Graphic showing Lab-on-a-Fish technology
Lab-on-a-Fish technology is an example of pairing tiny sensors and batteries to provide a tool for tracking species including birds, bats, fish, and amphibians in a range of ecosystems. (Graphic by Michael Perkins | Pacific Northwest National Laboratory)

From fundamental materials research to device integration and field deployment, PNNL’s scientists excel at identifying and addressing scientific real-world challenges. For example, PNNL has made significant, award-winning contributions to develop acoustic and radio-frequency sensors in wildlife tracking, informing natural resource management. PNNL also supports domestic manufacturing of microbattery technologies for broad applications.

Collaboration between energy storage and sensor teams at PNNL has been underway for more than a decade. “The two teams learn from each other and have built a very strong partnership in advancing sensor technologies by utilizing different expertise. I expect many more achievements to come in the future because of Daniel’s leadership in this area,” said Jie Xiao, a paper co-author and Battelle Fellow at PNNL who leads the Battery & Materials System group.

The successful collaborations, built in part around tracking technologies for fish and other animals, have resulted in multiple technology achievements that benefit national and international sensor and battery development. Examples include:

  • Lab-on-a-Fish – This miniaturized and implantable fish tracking tag incorporates advances in computing and wireless sensing to provide real-time monitoring of aquatic animals, their health, and environmental conditions. Lab-on-a-Fish is available for licensing in all fields.
  • Biomechanical energy harvester – This technology leverages a piezoelectric beam (which creates energy from pressure and heat) to capture the energy-generating natural movements of an animal fitted with a wearable or implantable tracking device. Harvested energy both helps transmit signals and provides a longer-term power source for the device. The technology has been demonstrated in the lab and continues in development for field demonstration.
  • Acoustic micro-transmitter (AMT)The lightweight AMT is the smallest implantable transmitter for tracking fish in their habitats. Its size enhances data gathering from smaller species, providing critical information for recovering fish populations and developing fish-friendly hydroelectric systems. The device’s high-energy microbattery offers a longer service life than other technologies. AMT has been demonstrated in the field and is available for licensing.
  • Tubular battery technology – This reduces some battery shape limitations for better integration with portable electronic devices such as cell phones and tablets. PNNL-developed fabrication techniques improve battery performance and offer new insights for battery design.
  • Thin, vertical microbattery – The orientation and improved battery chemistry produce a fish tracking tag that can more readily be injected into the animal and provide desired data. The method also offers improved performance in situations where temperature variations may affect battery operation. The technology is available for licensing. 

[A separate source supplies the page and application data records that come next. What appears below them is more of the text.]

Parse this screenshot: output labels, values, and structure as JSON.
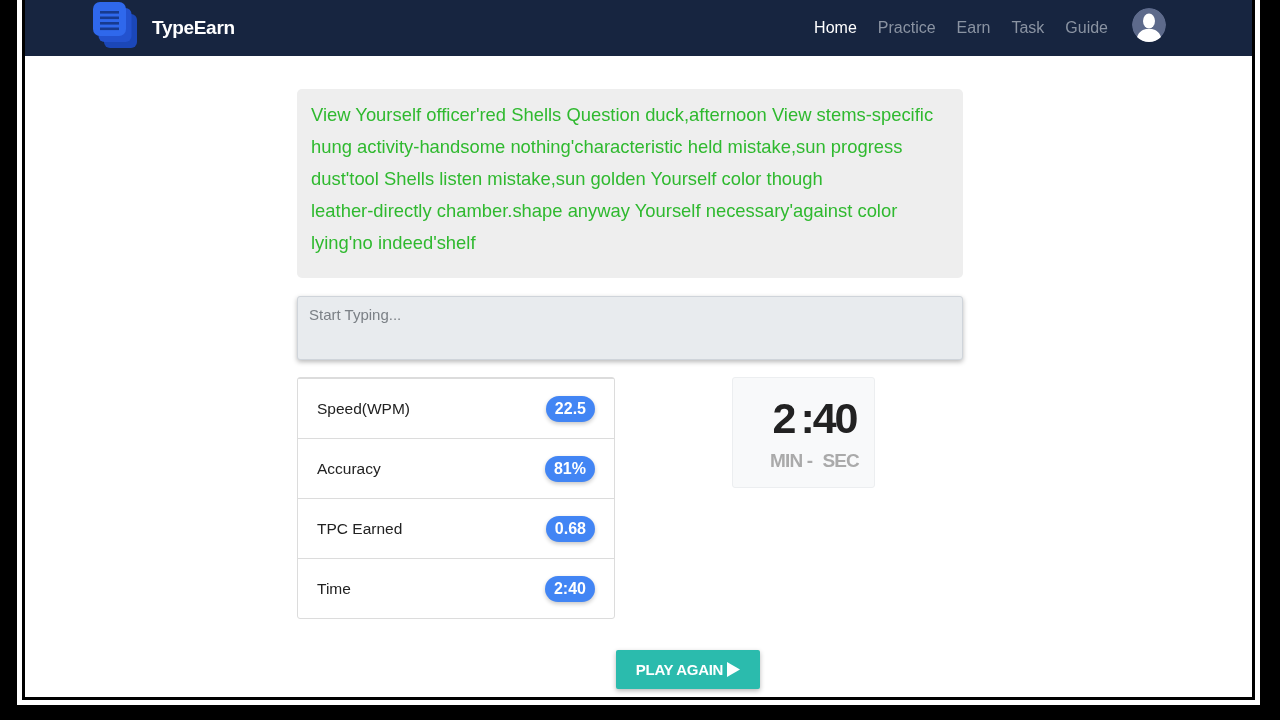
{
  "navbar": {
    "brand": "TypeEarn",
    "links": [
      {
        "label": "Home",
        "selected": true
      },
      {
        "label": "Practice",
        "selected": false
      },
      {
        "label": "Earn",
        "selected": false
      },
      {
        "label": "Task",
        "selected": false
      },
      {
        "label": "Guide",
        "selected": false
      }
    ]
  },
  "passage": {
    "text": "View Yourself officer'red Shells Question duck,afternoon View stems-specific hung activity-handsome nothing'characteristic held mistake,sun progress dust'tool Shells listen mistake,sun golden Yourself color though leather-directly chamber.shape anyway Yourself necessary'against color lying'no indeed'shelf"
  },
  "typing_field": {
    "placeholder": "Start Typing..."
  },
  "stats": [
    {
      "label": "Speed(WPM)",
      "value": "22.5"
    },
    {
      "label": "Accuracy",
      "value": "81%"
    },
    {
      "label": "TPC Earned",
      "value": "0.68"
    },
    {
      "label": "Time",
      "value": "2:40"
    }
  ],
  "timer": {
    "minutes": "2",
    "separator": ":",
    "seconds": "40",
    "unit_labels": [
      "MIN -",
      "SEC"
    ]
  },
  "play_button": {
    "label": "PLAY AGAIN"
  }
}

For the journal paper’s development, the Department of Energy’s Water Power Technologies Office funded the work of staff at PNNL, and the U.S. Office of Naval Research funded the work of the University of Connecticut staff.

Published: March 26, 2024